Requirement
Every entry below is to be copied word for word, with its pictures removed.

Data excerpts
'''

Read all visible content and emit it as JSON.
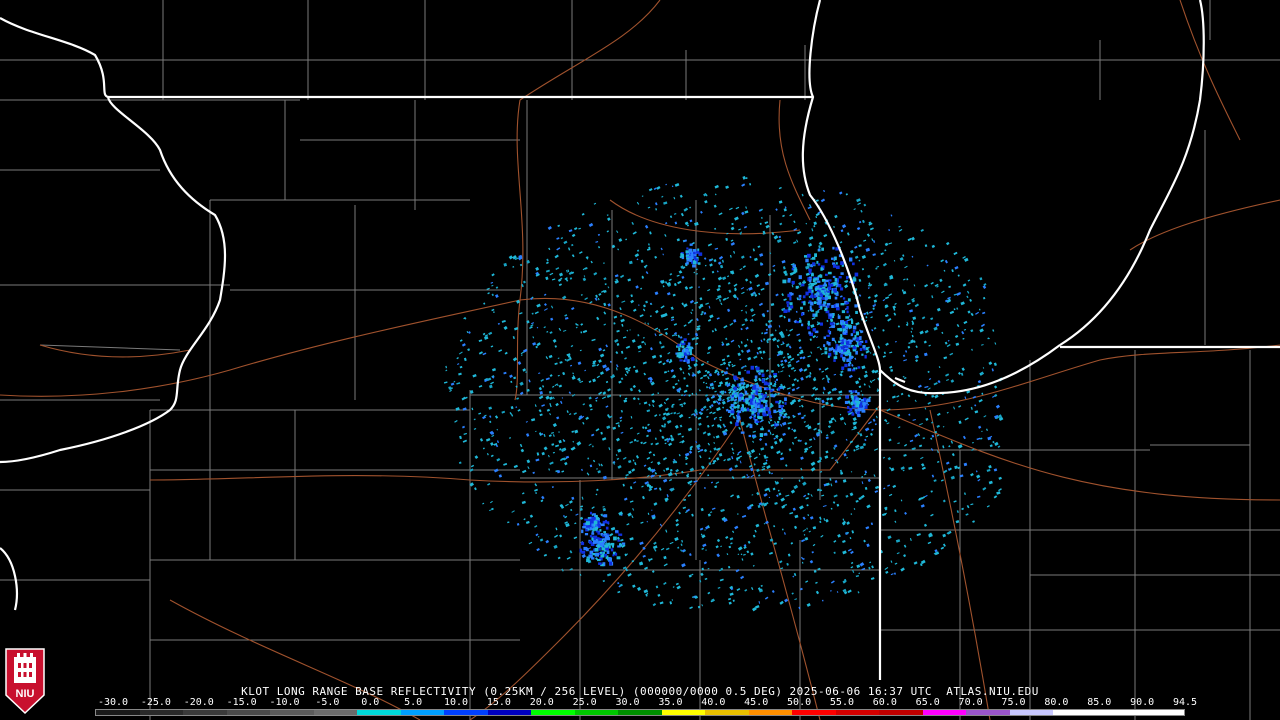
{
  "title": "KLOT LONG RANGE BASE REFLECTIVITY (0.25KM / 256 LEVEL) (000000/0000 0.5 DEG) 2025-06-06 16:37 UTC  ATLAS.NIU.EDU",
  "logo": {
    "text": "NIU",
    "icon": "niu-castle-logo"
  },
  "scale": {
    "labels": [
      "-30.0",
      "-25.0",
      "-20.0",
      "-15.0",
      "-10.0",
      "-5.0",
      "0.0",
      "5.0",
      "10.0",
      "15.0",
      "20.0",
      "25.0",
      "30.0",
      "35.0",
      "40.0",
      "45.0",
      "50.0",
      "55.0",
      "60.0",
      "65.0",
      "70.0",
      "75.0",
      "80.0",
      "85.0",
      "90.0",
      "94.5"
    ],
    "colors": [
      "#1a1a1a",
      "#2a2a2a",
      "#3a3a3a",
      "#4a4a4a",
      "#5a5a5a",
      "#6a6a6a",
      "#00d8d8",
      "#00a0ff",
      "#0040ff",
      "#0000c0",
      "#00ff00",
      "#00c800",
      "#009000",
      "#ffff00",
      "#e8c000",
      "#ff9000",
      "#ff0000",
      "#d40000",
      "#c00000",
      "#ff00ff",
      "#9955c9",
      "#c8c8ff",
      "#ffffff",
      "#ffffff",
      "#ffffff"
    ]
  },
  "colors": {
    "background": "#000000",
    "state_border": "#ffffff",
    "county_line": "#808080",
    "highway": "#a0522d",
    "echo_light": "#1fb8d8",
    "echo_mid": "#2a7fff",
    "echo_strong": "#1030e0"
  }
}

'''

Exercise answer
Read all visible content and emit it as JSON.
{
  "title": "KLOT LONG RANGE BASE REFLECTIVITY (0.25KM / 256 LEVEL) (000000/0000 0.5 DEG) 2025-06-06 16:37 UTC  ATLAS.NIU.EDU",
  "logo": {
    "text": "NIU",
    "icon": "niu-castle-logo"
  },
  "scale": {
    "labels": [
      "-30.0",
      "-25.0",
      "-20.0",
      "-15.0",
      "-10.0",
      "-5.0",
      "0.0",
      "5.0",
      "10.0",
      "15.0",
      "20.0",
      "25.0",
      "30.0",
      "35.0",
      "40.0",
      "45.0",
      "50.0",
      "55.0",
      "60.0",
      "65.0",
      "70.0",
      "75.0",
      "80.0",
      "85.0",
      "90.0",
      "94.5"
    ],
    "colors": [
      "#1a1a1a",
      "#2a2a2a",
      "#3a3a3a",
      "#4a4a4a",
      "#5a5a5a",
      "#6a6a6a",
      "#00d8d8",
      "#00a0ff",
      "#0040ff",
      "#0000c0",
      "#00ff00",
      "#00c800",
      "#009000",
      "#ffff00",
      "#e8c000",
      "#ff9000",
      "#ff0000",
      "#d40000",
      "#c00000",
      "#ff00ff",
      "#9955c9",
      "#c8c8ff",
      "#ffffff",
      "#ffffff",
      "#ffffff"
    ]
  },
  "colors": {
    "background": "#000000",
    "state_border": "#ffffff",
    "county_line": "#808080",
    "highway": "#a0522d",
    "echo_light": "#1fb8d8",
    "echo_mid": "#2a7fff",
    "echo_strong": "#1030e0"
  }
}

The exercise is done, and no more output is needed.